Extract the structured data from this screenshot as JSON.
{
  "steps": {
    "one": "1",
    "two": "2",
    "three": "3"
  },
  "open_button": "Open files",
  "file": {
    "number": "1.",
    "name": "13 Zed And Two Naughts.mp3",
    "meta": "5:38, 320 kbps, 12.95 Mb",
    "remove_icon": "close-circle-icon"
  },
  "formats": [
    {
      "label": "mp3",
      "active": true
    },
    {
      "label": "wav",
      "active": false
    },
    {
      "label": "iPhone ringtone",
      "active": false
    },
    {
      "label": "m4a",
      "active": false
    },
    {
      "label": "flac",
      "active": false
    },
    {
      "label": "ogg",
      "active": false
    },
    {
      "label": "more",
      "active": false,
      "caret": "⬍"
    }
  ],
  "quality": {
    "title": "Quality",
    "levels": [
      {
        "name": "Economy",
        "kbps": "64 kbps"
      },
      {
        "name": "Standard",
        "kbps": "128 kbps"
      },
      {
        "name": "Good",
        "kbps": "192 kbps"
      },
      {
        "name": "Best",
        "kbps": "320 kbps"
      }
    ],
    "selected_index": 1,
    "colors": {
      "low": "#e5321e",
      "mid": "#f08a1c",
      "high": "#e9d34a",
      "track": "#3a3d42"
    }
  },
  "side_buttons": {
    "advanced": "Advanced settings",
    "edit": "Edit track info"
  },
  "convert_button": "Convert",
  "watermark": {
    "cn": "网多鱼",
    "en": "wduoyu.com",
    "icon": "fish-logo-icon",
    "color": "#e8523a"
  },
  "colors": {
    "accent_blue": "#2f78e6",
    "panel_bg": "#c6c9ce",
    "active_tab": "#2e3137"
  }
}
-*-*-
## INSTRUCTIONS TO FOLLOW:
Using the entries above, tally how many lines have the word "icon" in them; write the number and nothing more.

## FINISHED EXERCISE:
2